The pandemic stirred learnings in technology and healthcare for APAC, but consumption and ageing populations continue to grow and present newer challenges, opening up more questions on how we can hedge against future contingencies – to which Ashley McEvoy, Executive VP and Worldwide Chairman, Medical Devices, Johnson & Johnson, is here to answer.
The COVID-19 pandemic without a doubt is the single most notable event in our recent history. It has put healthcare front and centre on the agenda for governments, healthcare companies and patients. The silver lining is that we’ve also witnessed the strength and the impetus for change when all these players come together to drive better outcomes for patients, at a scale never seen before.
Above all for MedTech, COVID-19 has been a catalyst, and likewise for Johnson & Johnson Medical Devices, in hastening innovations that combine technology and medical capabilities to address the pressing needs of patients and healthcare partners. The exigency of the crisis also supercharged newer ways of thinking and working that is much needed for the sector particularly in technology investment.
Asia-Pacific has always been ahead of the curve in creating a thriving environment for new technologies and digital solutions. A number of countries across the region are pioneering in areas such as digital and robotic surgery. I’m particularly impressed with how China is leaning into patient and clinical insights and translating that into value creation in MedTech. However, more work is needed to deepen the understanding on the benefits of these technologies to the patient, surgeon, hospital as well as to the efficacy of the healthcare system. The regulatory and reimbursement systems are also maturing.
More broadly, software as a medical device is an ongoing area that is in its infancy in many markets, despite the acceleration of digital solutions during COVID-19 and will be one barrier of challenge to address in Asia-Pacific. Data standardisation and security is also another area that need more attention.
We’re seeing significant changes across the region in term of quality of care, as well as patient needs and expectations.
Paired with burgeoning consumption and the ageing population in the region. By 2050, we are expecting one in four people in Asia-Pacific to be aged 60 or older 1, signalling a huge unmet need in healthcare. MedTech will look to fill this pressing need to reshape the way healthcare is delivered to enable patients to lead healthy and fulfilling lives. Think about lung cancer, the number one cause of mortality around the world. Innovation that enables earlier, less invasive diagnoses and more localised interventions as opposed to lung re-sectioning can completely transform the standard in lung cancer management.
The sector has always been evolving and bringing in new innovative solutions. But what is clear is that we need to accelerate the innovation journey even more and it’s now more crucial than ever with rapidly evolving healthcare needs. Asia-Pacific, for instance, is estimated to be the largest patient population with chronic diseases, yet access to care remains limited in many parts of the region.

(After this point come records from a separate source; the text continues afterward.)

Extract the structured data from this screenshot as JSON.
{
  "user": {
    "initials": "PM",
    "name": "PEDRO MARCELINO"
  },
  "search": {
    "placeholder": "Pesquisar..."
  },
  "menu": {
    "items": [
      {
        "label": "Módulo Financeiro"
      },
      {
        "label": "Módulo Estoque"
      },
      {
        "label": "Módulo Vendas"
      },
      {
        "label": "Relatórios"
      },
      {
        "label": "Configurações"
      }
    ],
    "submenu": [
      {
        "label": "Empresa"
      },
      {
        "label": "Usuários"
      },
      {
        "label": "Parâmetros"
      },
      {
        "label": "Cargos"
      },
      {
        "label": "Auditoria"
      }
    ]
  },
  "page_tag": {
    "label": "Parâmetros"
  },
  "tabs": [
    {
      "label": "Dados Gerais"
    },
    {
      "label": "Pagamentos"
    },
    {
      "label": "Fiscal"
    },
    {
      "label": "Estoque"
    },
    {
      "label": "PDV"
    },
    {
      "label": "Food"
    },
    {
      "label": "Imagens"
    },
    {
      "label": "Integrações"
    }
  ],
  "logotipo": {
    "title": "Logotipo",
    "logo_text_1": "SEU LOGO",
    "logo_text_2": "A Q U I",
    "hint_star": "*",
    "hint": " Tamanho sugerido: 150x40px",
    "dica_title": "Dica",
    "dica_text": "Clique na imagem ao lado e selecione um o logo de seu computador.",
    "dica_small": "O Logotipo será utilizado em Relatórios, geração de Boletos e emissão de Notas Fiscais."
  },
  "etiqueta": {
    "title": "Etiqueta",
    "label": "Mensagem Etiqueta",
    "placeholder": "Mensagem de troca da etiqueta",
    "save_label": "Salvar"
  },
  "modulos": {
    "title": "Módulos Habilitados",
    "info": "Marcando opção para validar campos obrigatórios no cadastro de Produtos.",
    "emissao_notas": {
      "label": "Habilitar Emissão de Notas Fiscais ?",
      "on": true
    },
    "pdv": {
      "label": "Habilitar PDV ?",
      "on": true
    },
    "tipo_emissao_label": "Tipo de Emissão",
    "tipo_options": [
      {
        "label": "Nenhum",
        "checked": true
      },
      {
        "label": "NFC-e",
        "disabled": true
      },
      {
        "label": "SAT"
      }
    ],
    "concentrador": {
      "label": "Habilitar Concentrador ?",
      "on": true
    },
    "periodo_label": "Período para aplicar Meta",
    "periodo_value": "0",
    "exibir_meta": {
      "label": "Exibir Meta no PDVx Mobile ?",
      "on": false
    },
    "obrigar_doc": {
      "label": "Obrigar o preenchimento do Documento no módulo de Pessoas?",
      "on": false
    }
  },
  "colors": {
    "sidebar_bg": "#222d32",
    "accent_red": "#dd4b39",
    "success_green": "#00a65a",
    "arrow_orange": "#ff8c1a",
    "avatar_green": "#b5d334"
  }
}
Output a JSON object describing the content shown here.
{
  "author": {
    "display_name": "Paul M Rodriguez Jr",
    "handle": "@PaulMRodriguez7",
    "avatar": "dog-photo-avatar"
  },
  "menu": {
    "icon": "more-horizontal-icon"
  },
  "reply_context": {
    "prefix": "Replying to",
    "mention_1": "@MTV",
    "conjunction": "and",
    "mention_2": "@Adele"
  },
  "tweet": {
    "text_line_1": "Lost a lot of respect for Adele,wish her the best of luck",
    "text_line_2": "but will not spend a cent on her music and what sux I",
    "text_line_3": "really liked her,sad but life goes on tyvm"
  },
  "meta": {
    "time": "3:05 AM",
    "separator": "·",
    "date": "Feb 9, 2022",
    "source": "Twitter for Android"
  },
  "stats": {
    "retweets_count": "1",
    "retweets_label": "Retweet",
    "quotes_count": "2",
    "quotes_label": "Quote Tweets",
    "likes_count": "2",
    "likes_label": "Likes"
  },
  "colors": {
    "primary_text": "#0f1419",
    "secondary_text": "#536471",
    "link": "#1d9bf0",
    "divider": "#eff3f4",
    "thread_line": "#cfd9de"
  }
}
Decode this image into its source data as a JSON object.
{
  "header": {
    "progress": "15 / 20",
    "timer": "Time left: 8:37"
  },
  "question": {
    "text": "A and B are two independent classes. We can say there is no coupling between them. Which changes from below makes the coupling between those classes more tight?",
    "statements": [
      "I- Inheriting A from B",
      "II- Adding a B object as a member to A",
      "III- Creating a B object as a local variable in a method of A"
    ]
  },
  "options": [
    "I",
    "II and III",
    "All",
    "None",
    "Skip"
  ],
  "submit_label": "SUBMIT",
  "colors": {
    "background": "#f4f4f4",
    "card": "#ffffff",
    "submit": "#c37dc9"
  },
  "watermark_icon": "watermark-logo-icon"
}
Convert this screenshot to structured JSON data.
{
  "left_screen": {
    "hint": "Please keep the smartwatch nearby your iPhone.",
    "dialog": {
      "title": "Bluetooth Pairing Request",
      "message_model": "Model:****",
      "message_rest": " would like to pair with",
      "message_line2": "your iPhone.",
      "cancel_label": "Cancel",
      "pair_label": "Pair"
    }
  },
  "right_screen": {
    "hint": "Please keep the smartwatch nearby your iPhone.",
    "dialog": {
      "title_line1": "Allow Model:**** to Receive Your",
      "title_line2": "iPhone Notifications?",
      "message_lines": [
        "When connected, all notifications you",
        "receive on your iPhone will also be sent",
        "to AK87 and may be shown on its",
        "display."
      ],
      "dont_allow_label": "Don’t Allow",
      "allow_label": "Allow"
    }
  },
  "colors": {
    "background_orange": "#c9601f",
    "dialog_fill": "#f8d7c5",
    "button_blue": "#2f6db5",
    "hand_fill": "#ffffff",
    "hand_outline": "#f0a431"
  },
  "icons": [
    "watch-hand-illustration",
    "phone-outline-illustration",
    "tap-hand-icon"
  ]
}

To future-proof the delivery of healthcare, we need MedTech solutions that allow for adaptability in our healthcare systems – be it 3D printing, digital surgery, virtual consultations, virtual professional education or telementoring as well as tele-health. These are all important in helping improve access to healthcare. The future is uncertain so it’s important to bring to market solutions that can be adapted easily.
We believe strengthening the industry is the way forward to step up the progress of MedTech innovation, and this means fostering a collaborative culture that in turn creates a thriving and sustainable ecosystem of startups that can hasten the sector’s stride towards stronger innovation.
We’ve had a long-standing commitment to supporting start-ups and fostering a robust MedTech ecosystem in the region. We are one of the founding sponsor and supporter of MedTech Innovator, the largest accelerator of medical devices companies in the world. Opharmic, grand prize winner of its Asia-Pacific Accelerator program for 2021, is one of many start-ups that have benefited from such collaborations, having accelerated its development to bring a non-invasive alternative for eye drug delivery to the world.
“In addition, we are rapidly activating our own digital innovations like those under the VELYS Digital Surgery platform, including robotic-assisted surgery, to elevate the orthopaedic care experience, and also regional partnerships like TINAVI to expand digital surgery footprint in China and Navbit to introduce a digital navigation system for hip implant in Australia.”4.
Beyond 2021, the innovation agenda is going to continue to be important. The pandemic has emphasised the importance of healthcare and as the population continues to age, there continues to be new challenges but also opportunities.
Looking ahead, we are aiming to leverage collaborations and partnerships that will be integral in driving MedTech innovation and create an enhanced healthcare journey tailored for patients and healthcare professionals in the region. I am confident that Asia can lead the world in uncovering how to digitise the MedTech experience for patients and customers.